EXERCISE DATA =
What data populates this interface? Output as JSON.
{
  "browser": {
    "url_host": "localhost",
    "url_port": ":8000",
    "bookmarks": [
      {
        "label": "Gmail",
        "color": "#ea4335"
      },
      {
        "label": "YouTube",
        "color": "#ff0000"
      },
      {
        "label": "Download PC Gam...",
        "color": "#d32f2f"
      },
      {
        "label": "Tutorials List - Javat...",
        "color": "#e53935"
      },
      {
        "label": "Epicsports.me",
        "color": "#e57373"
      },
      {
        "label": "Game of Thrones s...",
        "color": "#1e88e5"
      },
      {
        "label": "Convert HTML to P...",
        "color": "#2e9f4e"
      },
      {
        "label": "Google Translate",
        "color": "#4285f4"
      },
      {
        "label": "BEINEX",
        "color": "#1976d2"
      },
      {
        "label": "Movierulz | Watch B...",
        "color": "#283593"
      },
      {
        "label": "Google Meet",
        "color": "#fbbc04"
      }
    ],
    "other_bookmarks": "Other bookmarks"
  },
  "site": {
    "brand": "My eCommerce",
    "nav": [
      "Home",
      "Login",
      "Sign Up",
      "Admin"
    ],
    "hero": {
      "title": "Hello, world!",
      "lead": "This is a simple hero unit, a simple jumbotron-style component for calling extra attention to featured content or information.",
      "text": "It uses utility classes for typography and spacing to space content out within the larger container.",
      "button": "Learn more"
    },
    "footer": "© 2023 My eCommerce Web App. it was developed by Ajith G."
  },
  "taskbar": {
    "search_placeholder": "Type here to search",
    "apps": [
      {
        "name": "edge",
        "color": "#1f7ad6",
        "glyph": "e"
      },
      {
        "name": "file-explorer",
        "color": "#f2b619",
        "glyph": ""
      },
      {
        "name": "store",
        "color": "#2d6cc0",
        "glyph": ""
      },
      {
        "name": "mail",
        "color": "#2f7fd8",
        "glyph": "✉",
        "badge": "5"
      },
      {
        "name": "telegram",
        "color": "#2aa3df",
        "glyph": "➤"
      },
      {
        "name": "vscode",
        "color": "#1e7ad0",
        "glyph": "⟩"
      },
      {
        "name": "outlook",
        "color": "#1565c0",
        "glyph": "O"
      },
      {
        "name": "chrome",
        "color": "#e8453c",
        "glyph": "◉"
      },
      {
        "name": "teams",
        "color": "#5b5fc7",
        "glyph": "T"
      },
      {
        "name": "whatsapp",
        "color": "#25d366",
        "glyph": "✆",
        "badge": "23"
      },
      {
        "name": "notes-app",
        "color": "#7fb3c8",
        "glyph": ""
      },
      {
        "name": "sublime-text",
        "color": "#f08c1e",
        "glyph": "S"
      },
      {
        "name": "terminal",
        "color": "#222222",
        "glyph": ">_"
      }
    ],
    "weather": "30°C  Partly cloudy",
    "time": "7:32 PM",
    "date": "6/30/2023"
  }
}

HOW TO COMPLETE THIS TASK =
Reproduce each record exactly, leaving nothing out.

OUTPUT FOR THIS TASK =
What data populates this interface? Output as JSON.
{
  "browser": {
    "url_host": "localhost",
    "url_port": ":8000",
    "bookmarks": [
      {
        "label": "Gmail",
        "color": "#ea4335"
      },
      {
        "label": "YouTube",
        "color": "#ff0000"
      },
      {
        "label": "Download PC Gam...",
        "color": "#d32f2f"
      },
      {
        "label": "Tutorials List - Javat...",
        "color": "#e53935"
      },
      {
        "label": "Epicsports.me",
        "color": "#e57373"
      },
      {
        "label": "Game of Thrones s...",
        "color": "#1e88e5"
      },
      {
        "label": "Convert HTML to P...",
        "color": "#2e9f4e"
      },
      {
        "label": "Google Translate",
        "color": "#4285f4"
      },
      {
        "label": "BEINEX",
        "color": "#1976d2"
      },
      {
        "label": "Movierulz | Watch B...",
        "color": "#283593"
      },
      {
        "label": "Google Meet",
        "color": "#fbbc04"
      }
    ],
    "other_bookmarks": "Other bookmarks"
  },
  "site": {
    "brand": "My eCommerce",
    "nav": [
      "Home",
      "Login",
      "Sign Up",
      "Admin"
    ],
    "hero": {
      "title": "Hello, world!",
      "lead": "This is a simple hero unit, a simple jumbotron-style component for calling extra attention to featured content or information.",
      "text": "It uses utility classes for typography and spacing to space content out within the larger container.",
      "button": "Learn more"
    },
    "footer": "© 2023 My eCommerce Web App. it was developed by Ajith G."
  },
  "taskbar": {
    "search_placeholder": "Type here to search",
    "apps": [
      {
        "name": "edge",
        "color": "#1f7ad6",
        "glyph": "e"
      },
      {
        "name": "file-explorer",
        "color": "#f2b619",
        "glyph": ""
      },
      {
        "name": "store",
        "color": "#2d6cc0",
        "glyph": ""
      },
      {
        "name": "mail",
        "color": "#2f7fd8",
        "glyph": "✉",
        "badge": "5"
      },
      {
        "name": "telegram",
        "color": "#2aa3df",
        "glyph": "➤"
      },
      {
        "name": "vscode",
        "color": "#1e7ad0",
        "glyph": "⟩"
      },
      {
        "name": "outlook",
        "color": "#1565c0",
        "glyph": "O"
      },
      {
        "name": "chrome",
        "color": "#e8453c",
        "glyph": "◉"
      },
      {
        "name": "teams",
        "color": "#5b5fc7",
        "glyph": "T"
      },
      {
        "name": "whatsapp",
        "color": "#25d366",
        "glyph": "✆",
        "badge": "23"
      },
      {
        "name": "notes-app",
        "color": "#7fb3c8",
        "glyph": ""
      },
      {
        "name": "sublime-text",
        "color": "#f08c1e",
        "glyph": "S"
      },
      {
        "name": "terminal",
        "color": "#222222",
        "glyph": ">_"
      }
    ],
    "weather": "30°C  Partly cloudy",
    "time": "7:32 PM",
    "date": "6/30/2023"
  }
}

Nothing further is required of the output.